In his speech, Starmer also said that 14 years of Conservative “chaos” had led to a “crisis” in the national culture.

Speaking in Tory-held Lancing, West Sussex, he said: “Elections are about more than individual changes and policies, but about values, temperament, character and a bigger question: whose side are you on?

“Who do you hold in your mind’s eye when you are making decisions?

“Everything I have fought for has been shaped by my life, every change I have made to this party has been about a cause, the answer to that question, the only answer: The working people of this country delivering on their aspirations, earning their respect, serving their interests.”

He also acknowledged that despite Labour’s commanding opinion poll lead, many voters were not fully persuaded about his party.

“I know there are countless people who haven’t decided how they’ll vote in this election. They’re fed-up with the failure, chaos and division of the Tories, but they still have questions about us: has Labour changed enough? Do I trust them with my money, our borders, our security?

“My answer is yes, you can, because I have changed this party, permanently.”

Starmer dismissed Rishi Sunak’s plan for a new form of compulsory national service as a “teenage Dad’s Army”.

He said the policy would be “paid for by cancelling levelling-up funding and money from tax avoidance that we would use to invest in our NHS”.

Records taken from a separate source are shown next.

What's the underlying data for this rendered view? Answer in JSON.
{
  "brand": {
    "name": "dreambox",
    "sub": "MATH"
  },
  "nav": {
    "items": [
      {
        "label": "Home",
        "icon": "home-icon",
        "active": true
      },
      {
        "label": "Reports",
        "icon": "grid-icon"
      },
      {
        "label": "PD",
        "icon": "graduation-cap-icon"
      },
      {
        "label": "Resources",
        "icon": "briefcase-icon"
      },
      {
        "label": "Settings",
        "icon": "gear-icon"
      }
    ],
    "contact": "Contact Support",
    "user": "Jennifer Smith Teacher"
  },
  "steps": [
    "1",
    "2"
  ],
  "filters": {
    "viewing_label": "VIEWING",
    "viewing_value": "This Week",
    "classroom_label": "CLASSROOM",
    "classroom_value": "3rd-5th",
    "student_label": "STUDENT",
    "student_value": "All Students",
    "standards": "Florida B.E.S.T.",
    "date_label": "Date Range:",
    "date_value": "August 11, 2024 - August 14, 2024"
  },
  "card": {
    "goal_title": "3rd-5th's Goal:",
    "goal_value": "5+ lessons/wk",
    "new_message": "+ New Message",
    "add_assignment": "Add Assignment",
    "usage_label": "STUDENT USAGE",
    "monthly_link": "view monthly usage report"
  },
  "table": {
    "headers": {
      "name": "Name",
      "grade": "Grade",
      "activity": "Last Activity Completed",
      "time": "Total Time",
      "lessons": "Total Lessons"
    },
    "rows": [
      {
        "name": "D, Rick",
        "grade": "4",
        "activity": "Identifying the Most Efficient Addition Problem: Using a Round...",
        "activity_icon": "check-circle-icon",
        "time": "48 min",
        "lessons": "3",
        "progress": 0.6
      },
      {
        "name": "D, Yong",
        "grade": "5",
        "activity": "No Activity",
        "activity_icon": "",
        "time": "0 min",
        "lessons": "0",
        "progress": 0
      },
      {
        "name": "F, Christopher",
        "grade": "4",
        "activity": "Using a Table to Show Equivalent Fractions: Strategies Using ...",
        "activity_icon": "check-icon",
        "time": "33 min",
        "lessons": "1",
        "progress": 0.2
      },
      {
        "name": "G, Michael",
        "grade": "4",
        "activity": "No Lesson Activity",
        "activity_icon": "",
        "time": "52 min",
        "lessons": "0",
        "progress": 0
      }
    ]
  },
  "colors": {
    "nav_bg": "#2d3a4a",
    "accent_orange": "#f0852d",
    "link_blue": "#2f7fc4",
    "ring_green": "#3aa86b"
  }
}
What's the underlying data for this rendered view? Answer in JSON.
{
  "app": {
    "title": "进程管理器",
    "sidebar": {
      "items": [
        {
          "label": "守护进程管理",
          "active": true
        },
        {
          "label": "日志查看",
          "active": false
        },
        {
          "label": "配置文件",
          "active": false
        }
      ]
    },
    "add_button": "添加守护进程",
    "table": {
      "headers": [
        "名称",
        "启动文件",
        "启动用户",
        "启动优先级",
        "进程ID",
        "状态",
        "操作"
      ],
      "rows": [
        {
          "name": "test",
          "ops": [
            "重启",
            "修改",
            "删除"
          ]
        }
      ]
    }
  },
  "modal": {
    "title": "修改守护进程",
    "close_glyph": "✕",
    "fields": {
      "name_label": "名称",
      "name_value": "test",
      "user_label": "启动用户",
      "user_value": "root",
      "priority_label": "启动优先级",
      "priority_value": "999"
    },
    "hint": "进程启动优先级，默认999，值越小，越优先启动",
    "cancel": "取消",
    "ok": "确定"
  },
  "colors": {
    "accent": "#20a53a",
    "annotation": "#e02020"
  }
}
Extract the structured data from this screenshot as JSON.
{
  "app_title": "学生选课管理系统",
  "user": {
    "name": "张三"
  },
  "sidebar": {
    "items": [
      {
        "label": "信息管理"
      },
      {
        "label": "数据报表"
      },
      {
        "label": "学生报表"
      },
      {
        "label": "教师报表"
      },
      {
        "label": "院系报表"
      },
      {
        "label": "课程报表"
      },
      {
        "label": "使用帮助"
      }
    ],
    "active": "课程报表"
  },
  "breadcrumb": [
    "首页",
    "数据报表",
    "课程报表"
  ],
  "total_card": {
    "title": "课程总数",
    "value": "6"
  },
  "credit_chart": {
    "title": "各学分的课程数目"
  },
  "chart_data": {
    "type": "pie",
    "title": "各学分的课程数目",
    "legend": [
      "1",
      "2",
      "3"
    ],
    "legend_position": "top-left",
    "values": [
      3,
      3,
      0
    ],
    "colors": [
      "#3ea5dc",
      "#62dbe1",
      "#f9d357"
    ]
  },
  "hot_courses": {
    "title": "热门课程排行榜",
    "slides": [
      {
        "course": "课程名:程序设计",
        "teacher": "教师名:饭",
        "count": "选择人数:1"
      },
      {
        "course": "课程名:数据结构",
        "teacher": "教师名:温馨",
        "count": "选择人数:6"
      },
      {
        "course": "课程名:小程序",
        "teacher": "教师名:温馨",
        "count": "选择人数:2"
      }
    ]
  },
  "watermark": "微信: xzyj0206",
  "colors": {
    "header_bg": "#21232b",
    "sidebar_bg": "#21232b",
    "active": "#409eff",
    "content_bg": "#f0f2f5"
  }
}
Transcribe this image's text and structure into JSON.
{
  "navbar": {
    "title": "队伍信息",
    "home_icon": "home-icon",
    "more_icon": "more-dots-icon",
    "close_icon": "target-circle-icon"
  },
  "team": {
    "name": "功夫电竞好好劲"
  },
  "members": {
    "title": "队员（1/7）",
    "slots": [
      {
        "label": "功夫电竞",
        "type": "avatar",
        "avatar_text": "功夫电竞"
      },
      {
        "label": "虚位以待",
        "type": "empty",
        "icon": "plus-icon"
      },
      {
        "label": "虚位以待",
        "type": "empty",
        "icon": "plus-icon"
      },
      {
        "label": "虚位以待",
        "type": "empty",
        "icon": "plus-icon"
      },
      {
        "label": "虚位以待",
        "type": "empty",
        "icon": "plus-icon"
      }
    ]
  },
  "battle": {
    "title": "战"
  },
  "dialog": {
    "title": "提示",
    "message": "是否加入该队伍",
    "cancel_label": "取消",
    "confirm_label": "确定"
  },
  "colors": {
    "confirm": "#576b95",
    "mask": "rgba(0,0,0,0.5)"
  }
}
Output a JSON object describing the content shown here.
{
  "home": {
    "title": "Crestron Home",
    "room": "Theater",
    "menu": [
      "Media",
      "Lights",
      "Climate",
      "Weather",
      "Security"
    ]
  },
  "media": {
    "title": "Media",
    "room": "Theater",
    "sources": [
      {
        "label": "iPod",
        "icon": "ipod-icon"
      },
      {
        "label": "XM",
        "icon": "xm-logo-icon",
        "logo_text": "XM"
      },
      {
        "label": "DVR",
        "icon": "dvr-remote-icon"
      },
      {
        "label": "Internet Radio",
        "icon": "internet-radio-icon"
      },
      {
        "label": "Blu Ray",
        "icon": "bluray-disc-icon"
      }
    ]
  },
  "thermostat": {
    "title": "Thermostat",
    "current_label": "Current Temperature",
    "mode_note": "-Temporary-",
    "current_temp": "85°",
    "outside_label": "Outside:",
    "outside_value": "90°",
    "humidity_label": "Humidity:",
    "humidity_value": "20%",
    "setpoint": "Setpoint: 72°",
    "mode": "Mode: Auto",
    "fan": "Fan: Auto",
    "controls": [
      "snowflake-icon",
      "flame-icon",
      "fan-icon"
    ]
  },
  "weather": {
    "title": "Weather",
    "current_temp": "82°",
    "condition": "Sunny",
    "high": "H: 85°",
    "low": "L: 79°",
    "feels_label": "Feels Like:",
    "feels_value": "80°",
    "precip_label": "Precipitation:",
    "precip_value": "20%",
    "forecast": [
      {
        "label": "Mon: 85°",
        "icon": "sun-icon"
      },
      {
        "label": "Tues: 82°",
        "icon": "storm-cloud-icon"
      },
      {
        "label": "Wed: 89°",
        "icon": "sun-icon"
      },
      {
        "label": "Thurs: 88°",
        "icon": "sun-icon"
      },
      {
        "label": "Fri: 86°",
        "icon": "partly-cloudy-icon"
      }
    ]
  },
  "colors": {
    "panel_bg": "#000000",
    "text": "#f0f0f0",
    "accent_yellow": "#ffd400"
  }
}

“All elections are a choice and this is a clear one: levelling-up and the NHS with Labour or more desperate chaos with the Tories.”